» **The data**:
**********

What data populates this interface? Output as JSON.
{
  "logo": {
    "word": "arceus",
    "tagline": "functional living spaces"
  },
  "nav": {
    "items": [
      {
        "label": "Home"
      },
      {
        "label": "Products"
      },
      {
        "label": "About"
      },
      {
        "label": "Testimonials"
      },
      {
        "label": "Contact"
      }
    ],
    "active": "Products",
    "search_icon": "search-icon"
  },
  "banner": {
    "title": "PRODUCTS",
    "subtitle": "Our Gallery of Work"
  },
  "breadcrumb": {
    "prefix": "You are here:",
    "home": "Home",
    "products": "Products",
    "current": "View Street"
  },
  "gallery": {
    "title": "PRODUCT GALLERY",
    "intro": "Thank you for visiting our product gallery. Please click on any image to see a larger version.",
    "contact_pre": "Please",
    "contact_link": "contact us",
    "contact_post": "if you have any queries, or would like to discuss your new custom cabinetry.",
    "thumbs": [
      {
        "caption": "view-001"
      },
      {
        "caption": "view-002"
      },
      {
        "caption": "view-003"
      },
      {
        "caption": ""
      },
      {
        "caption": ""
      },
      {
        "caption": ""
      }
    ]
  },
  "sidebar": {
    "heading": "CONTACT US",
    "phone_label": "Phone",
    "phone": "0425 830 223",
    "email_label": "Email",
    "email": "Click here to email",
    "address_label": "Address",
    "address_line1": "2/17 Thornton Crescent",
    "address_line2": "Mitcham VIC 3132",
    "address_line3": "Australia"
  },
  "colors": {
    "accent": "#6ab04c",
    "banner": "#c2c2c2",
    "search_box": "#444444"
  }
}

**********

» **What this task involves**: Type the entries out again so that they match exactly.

» **Solution for this task**:
What data populates this interface? Output as JSON.
{
  "logo": {
    "word": "arceus",
    "tagline": "functional living spaces"
  },
  "nav": {
    "items": [
      {
        "label": "Home"
      },
      {
        "label": "Products"
      },
      {
        "label": "About"
      },
      {
        "label": "Testimonials"
      },
      {
        "label": "Contact"
      }
    ],
    "active": "Products",
    "search_icon": "search-icon"
  },
  "banner": {
    "title": "PRODUCTS",
    "subtitle": "Our Gallery of Work"
  },
  "breadcrumb": {
    "prefix": "You are here:",
    "home": "Home",
    "products": "Products",
    "current": "View Street"
  },
  "gallery": {
    "title": "PRODUCT GALLERY",
    "intro": "Thank you for visiting our product gallery. Please click on any image to see a larger version.",
    "contact_pre": "Please",
    "contact_link": "contact us",
    "contact_post": "if you have any queries, or would like to discuss your new custom cabinetry.",
    "thumbs": [
      {
        "caption": "view-001"
      },
      {
        "caption": "view-002"
      },
      {
        "caption": "view-003"
      },
      {
        "caption": ""
      },
      {
        "caption": ""
      },
      {
        "caption": ""
      }
    ]
  },
  "sidebar": {
    "heading": "CONTACT US",
    "phone_label": "Phone",
    "phone": "0425 830 223",
    "email_label": "Email",
    "email": "Click here to email",
    "address_label": "Address",
    "address_line1": "2/17 Thornton Crescent",
    "address_line2": "Mitcham VIC 3132",
    "address_line3": "Australia"
  },
  "colors": {
    "accent": "#6ab04c",
    "banner": "#c2c2c2",
    "search_box": "#444444"
  }
}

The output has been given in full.